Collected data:
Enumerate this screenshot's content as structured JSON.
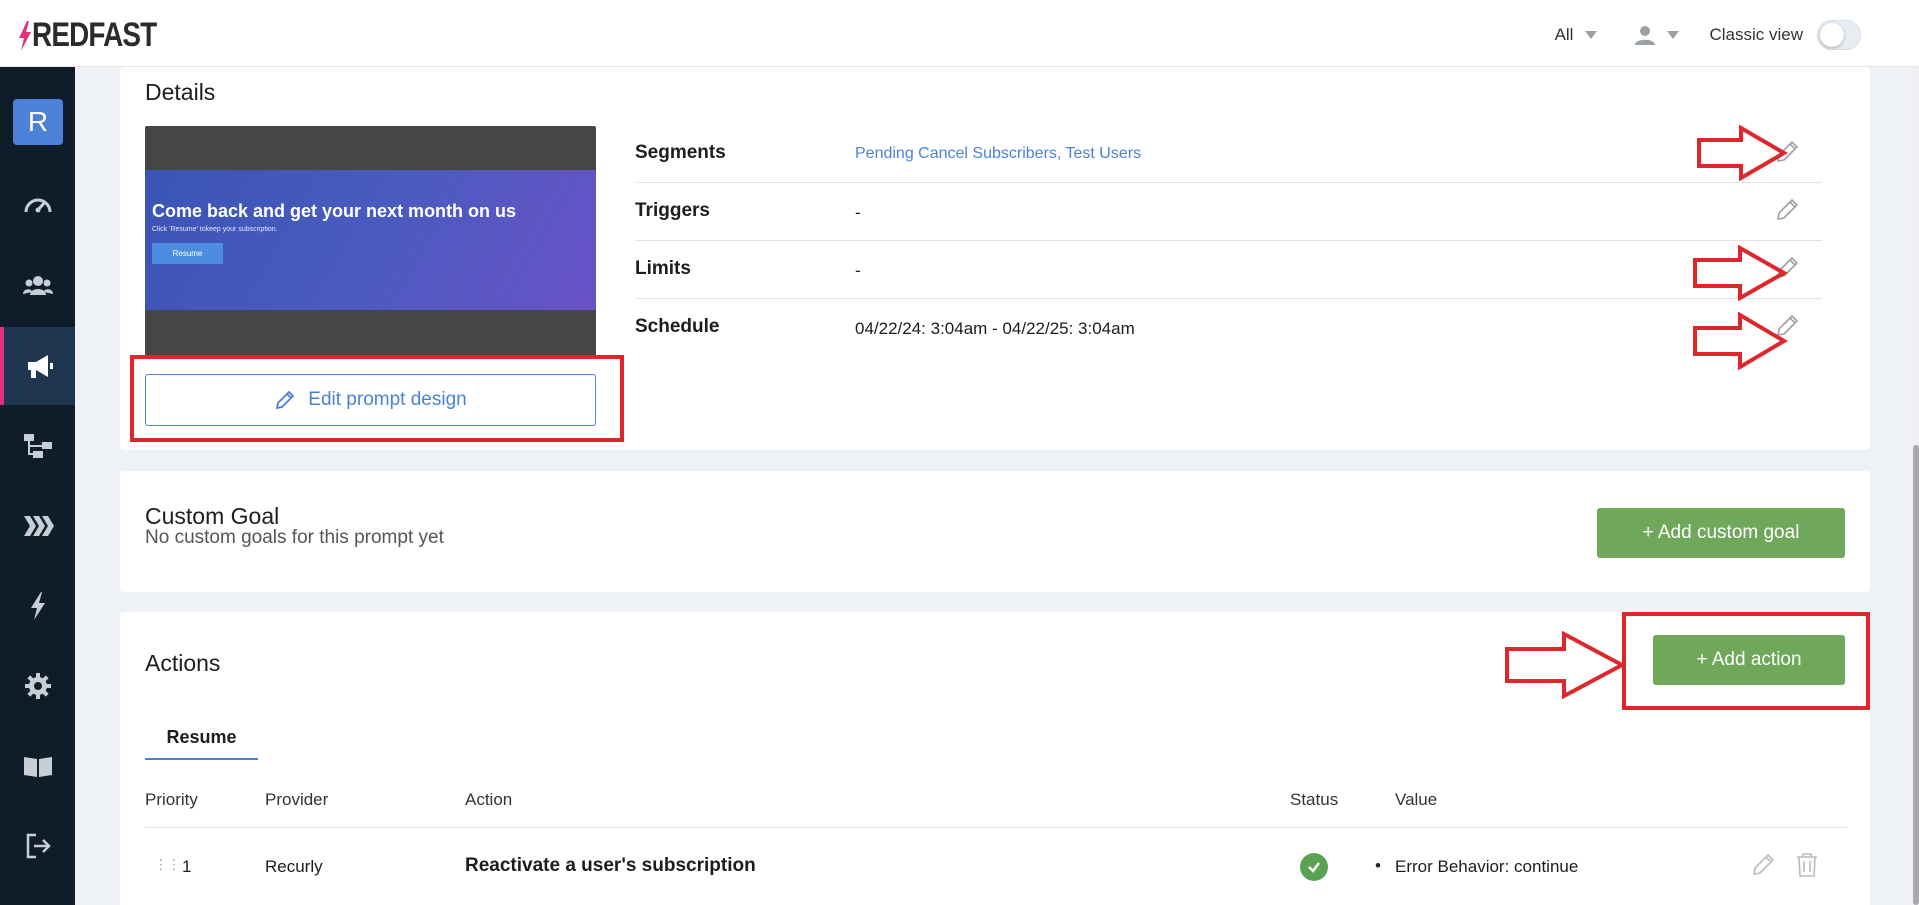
{
  "app": {
    "logo_text": "REDFAST",
    "filter_label": "All",
    "classic_view_label": "Classic view"
  },
  "sidebar": {
    "avatar_letter": "R",
    "items": [
      {
        "icon": "dashboard-icon"
      },
      {
        "icon": "users-icon"
      },
      {
        "icon": "megaphone-icon",
        "active": true
      },
      {
        "icon": "flow-icon"
      },
      {
        "icon": "chevrons-icon"
      },
      {
        "icon": "lightning-icon"
      },
      {
        "icon": "gear-icon"
      },
      {
        "icon": "book-icon"
      },
      {
        "icon": "logout-icon"
      }
    ]
  },
  "details": {
    "title": "Details",
    "preview": {
      "headline": "Come back and get your next month on us",
      "subtext": "Click 'Resume' tokeep your subscription.",
      "button": "Resume"
    },
    "edit_design_label": "Edit prompt design",
    "rows": [
      {
        "label": "Segments",
        "value": "Pending Cancel Subscribers, Test Users"
      },
      {
        "label": "Triggers",
        "value": "-"
      },
      {
        "label": "Limits",
        "value": "-"
      },
      {
        "label": "Schedule",
        "value": "04/22/24: 3:04am - 04/22/25: 3:04am"
      }
    ]
  },
  "custom_goal": {
    "title": "Custom Goal",
    "empty_text": "No custom goals for this prompt yet",
    "add_label": "+ Add custom goal"
  },
  "actions": {
    "title": "Actions",
    "add_label": "+ Add action",
    "tab": "Resume",
    "columns": [
      "Priority",
      "Provider",
      "Action",
      "Status",
      "Value"
    ],
    "rows": [
      {
        "priority": "1",
        "provider": "Recurly",
        "action": "Reactivate a user's subscription",
        "status": "success",
        "value": "Error Behavior: continue"
      }
    ]
  },
  "colors": {
    "brand": "#e0317a",
    "accent_blue": "#4b82d8",
    "green": "#6fa85b",
    "sidebar_bg": "#0f1d2b",
    "annotation_red": "#e0262d"
  }
}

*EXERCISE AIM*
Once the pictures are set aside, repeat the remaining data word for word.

*RESULT OF THE EXERCISE*
Enumerate this screenshot's content as structured JSON.
{
  "app": {
    "logo_text": "REDFAST",
    "filter_label": "All",
    "classic_view_label": "Classic view"
  },
  "sidebar": {
    "avatar_letter": "R",
    "items": [
      {
        "icon": "dashboard-icon"
      },
      {
        "icon": "users-icon"
      },
      {
        "icon": "megaphone-icon",
        "active": true
      },
      {
        "icon": "flow-icon"
      },
      {
        "icon": "chevrons-icon"
      },
      {
        "icon": "lightning-icon"
      },
      {
        "icon": "gear-icon"
      },
      {
        "icon": "book-icon"
      },
      {
        "icon": "logout-icon"
      }
    ]
  },
  "details": {
    "title": "Details",
    "preview": {
      "headline": "Come back and get your next month on us",
      "subtext": "Click 'Resume' tokeep your subscription.",
      "button": "Resume"
    },
    "edit_design_label": "Edit prompt design",
    "rows": [
      {
        "label": "Segments",
        "value": "Pending Cancel Subscribers, Test Users"
      },
      {
        "label": "Triggers",
        "value": "-"
      },
      {
        "label": "Limits",
        "value": "-"
      },
      {
        "label": "Schedule",
        "value": "04/22/24: 3:04am - 04/22/25: 3:04am"
      }
    ]
  },
  "custom_goal": {
    "title": "Custom Goal",
    "empty_text": "No custom goals for this prompt yet",
    "add_label": "+ Add custom goal"
  },
  "actions": {
    "title": "Actions",
    "add_label": "+ Add action",
    "tab": "Resume",
    "columns": [
      "Priority",
      "Provider",
      "Action",
      "Status",
      "Value"
    ],
    "rows": [
      {
        "priority": "1",
        "provider": "Recurly",
        "action": "Reactivate a user's subscription",
        "status": "success",
        "value": "Error Behavior: continue"
      }
    ]
  },
  "colors": {
    "brand": "#e0317a",
    "accent_blue": "#4b82d8",
    "green": "#6fa85b",
    "sidebar_bg": "#0f1d2b",
    "annotation_red": "#e0262d"
  }
}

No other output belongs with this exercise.